Life assurers’ recurring-premium investment products - mainly endowment policies - showed sharp growth in 2016, probably as a result of a high demand for tax-free savings products, according to the industry body, the Association for Savings & Investment SA (Asisa).

South African life assurers reported growth of 38 percent in recurring-premium savings business for last year. This business consists almost exclusively of endowment policies, which allow you to save monthly for a fixed term. The 2016 life industry statistics released recently by Asisa show that consumers bought 775 956 of these policies last year, compared with 560 717 in 2015.

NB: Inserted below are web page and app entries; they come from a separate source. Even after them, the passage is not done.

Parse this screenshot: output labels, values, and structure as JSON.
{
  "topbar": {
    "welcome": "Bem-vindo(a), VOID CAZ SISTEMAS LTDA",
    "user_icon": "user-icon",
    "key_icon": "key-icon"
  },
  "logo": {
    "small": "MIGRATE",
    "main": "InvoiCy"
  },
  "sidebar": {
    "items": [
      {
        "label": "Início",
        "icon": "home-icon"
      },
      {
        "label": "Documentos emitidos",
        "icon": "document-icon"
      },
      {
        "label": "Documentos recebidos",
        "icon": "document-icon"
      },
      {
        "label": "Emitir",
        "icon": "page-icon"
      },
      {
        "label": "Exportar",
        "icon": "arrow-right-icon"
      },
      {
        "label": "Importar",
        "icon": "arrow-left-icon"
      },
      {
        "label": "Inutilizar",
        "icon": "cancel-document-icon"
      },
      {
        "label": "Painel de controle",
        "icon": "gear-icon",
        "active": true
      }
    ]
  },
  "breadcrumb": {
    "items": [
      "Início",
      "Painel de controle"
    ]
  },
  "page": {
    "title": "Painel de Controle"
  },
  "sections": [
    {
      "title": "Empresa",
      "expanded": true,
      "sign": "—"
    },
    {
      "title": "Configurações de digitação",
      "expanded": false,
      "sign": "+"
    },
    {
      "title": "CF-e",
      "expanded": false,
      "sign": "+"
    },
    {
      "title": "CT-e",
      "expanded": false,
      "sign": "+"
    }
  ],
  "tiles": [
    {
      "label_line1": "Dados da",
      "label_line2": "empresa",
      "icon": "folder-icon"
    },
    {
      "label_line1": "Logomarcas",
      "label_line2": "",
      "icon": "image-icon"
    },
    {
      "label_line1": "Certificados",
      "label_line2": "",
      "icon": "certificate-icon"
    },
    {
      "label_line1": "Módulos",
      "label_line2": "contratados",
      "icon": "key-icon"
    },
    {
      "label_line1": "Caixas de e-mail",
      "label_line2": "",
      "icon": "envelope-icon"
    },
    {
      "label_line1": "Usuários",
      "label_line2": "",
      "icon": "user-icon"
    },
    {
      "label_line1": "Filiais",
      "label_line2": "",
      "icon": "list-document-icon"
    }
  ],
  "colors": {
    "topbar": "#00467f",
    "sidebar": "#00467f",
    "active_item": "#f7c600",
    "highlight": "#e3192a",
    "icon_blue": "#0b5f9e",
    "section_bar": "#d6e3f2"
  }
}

Hennie de Villiers, the deputy chair of Asisa’s life and risk board committee, says the increase was probably driven by consumer demand for the tax-free savings products launched in March 2015. These products were introduced by the government to encourage you to put additional money away for long-term goals, such as retirement, and come in three forms: recurring-premium endowment policies offered by life assurers, collective investment scheme products and bank savings accounts. As of March this year, you are allowed to deposit a maximum of R33 000 a year into tax-free accounts until you reach the lifetime maximum contribution of R500 000. The money in the account is free from tax on interest, capital gains and dividends.

De Villiers says another year of tough economic conditions for consumers resulted in slow growth for the other savings and investment products in the life assurance space: retirement annuities and living and guaranteed annuities.

 “In 2016, both recurring and single-premium retirement annuity business slowed. We also noticed a suppressed take-up of living and compulsory annuities, which could partly be due to the increase in the de minimis threshold in March last year,” he says.  

In terms of the “de minimis” rule, retirement fund members may, on retirement, take their savings in full, tax-free, if the amount is below R247 500.  Before the increase in March2016, the threshold was R75 000.